Glaciers Slow Earth Rotation, Melting And Climate Change Are To Blame, Claims New Study
Melting glaciers could slow Earth’s rotation, according to experts. Harvard University scientists have discovered that climate change – the melting of glaciers and the rise in sea level will ultimately slow down the planet’s rotation and lead to longer days.
Maybe you should get a new technologically advanced watch for Christmas because time will slightly change and you can blame it on climate change. A study published by a team of Harvard University experts led by geophysicist Jerry Mitrovica revealed that melting glaciers will slow Earth’s rotation – in the next century or so.
According to the study published in the journal Science Advances, the melting of glaciers near the Earth’s poles is causing a significant amount of water to shift from the Earth’s axis of rotation towards the equator resulting in the Earth rotating at a slower speed. Mitrovica explained:

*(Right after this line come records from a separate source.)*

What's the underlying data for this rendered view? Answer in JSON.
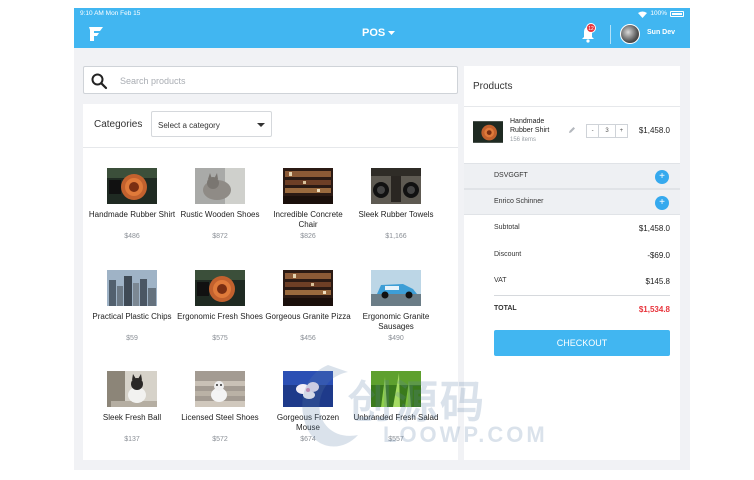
{
  "status_bar": {
    "time_date": "9:10 AM   Mon Feb 15",
    "battery": "100%"
  },
  "app_bar": {
    "title": "POS",
    "notification_count": "12",
    "user_name": "Sun Dev"
  },
  "search": {
    "placeholder": "Search products"
  },
  "catalog": {
    "categories_label": "Categories",
    "category_select": "Select a category",
    "products": [
      {
        "name": "Handmade Rubber Shirt",
        "price": "$486",
        "image": "coil-image"
      },
      {
        "name": "Rustic Wooden Shoes",
        "price": "$872",
        "image": "cat-image"
      },
      {
        "name": "Incredible Concrete Chair",
        "price": "$826",
        "image": "bar-image"
      },
      {
        "name": "Sleek Rubber Towels",
        "price": "$1,166",
        "image": "bottles-image"
      },
      {
        "name": "Practical Plastic Chips",
        "price": "$59",
        "image": "city-image"
      },
      {
        "name": "Ergonomic Fresh Shoes",
        "price": "$575",
        "image": "coil-image"
      },
      {
        "name": "Gorgeous Granite Pizza",
        "price": "$456",
        "image": "bar-image"
      },
      {
        "name": "Ergonomic Granite Sausages",
        "price": "$490",
        "image": "car-image"
      },
      {
        "name": "Sleek Fresh Ball",
        "price": "$137",
        "image": "cat-window-image"
      },
      {
        "name": "Licensed Steel Shoes",
        "price": "$572",
        "image": "cat-stairs-image"
      },
      {
        "name": "Gorgeous Frozen Mouse",
        "price": "$674",
        "image": "orchid-image"
      },
      {
        "name": "Unbranded Fresh Salad",
        "price": "$557",
        "image": "grass-image"
      }
    ]
  },
  "cart": {
    "title": "Products",
    "item": {
      "name": "Handmade Rubber Shirt",
      "count": "156 items",
      "minus": "-",
      "quantity": "3",
      "plus": "+",
      "total": "$1,458.0"
    },
    "customer_bands": [
      {
        "label": "DSVGGFT"
      },
      {
        "label": "Enrico Schinner"
      }
    ],
    "summary": [
      {
        "label": "Subtotal",
        "value": "$1,458.0"
      },
      {
        "label": "Discount",
        "value": "-$69.0"
      },
      {
        "label": "VAT",
        "value": "$145.8"
      }
    ],
    "total": {
      "label": "TOTAL",
      "value": "$1,534.8"
    },
    "checkout_label": "CHECKOUT"
  },
  "watermark": {
    "cn": "创源码",
    "en": "LOOWP.COM"
  },
  "colors": {
    "accent": "#41b6f1",
    "danger": "#e8343c"
  }
}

“Because glaciers are at high latitudes, when they melt they redistribute water from these high latitudes towards lower latitudes, and like a figure skater who moves his or her arms away from their body, this acts to slow the rotation rate of the Earth.”
“Imagine a figure skater who doesn’t stick their arms straight out but rather sticks one at one angle and the other out at another angle. The figure skater will begin to wobble back and forth. This is the same thing as polar motion.”
Mathieu Dumberry, a physics professor at the University of Alberta, who was part of the study stated that the melting glaciers have slowed the Earth’s rotation and increased the duration of a day by about a thousandth of a second over the 20th century. Mitrovica said that the rotation slowdown is not a danger to the planet and concluded by:
“These are small effects but are another indication of the profound impact of human-induced climate change on the planet.”
So, does the change in the Earth’s rotation mean a day will have 25 hours? No, researchers predict that a century from now, Earth’s slower rotation will make each day 1.7 milliseconds longer – and with that it is advised that you keep your old watch and give it to your grandchildren.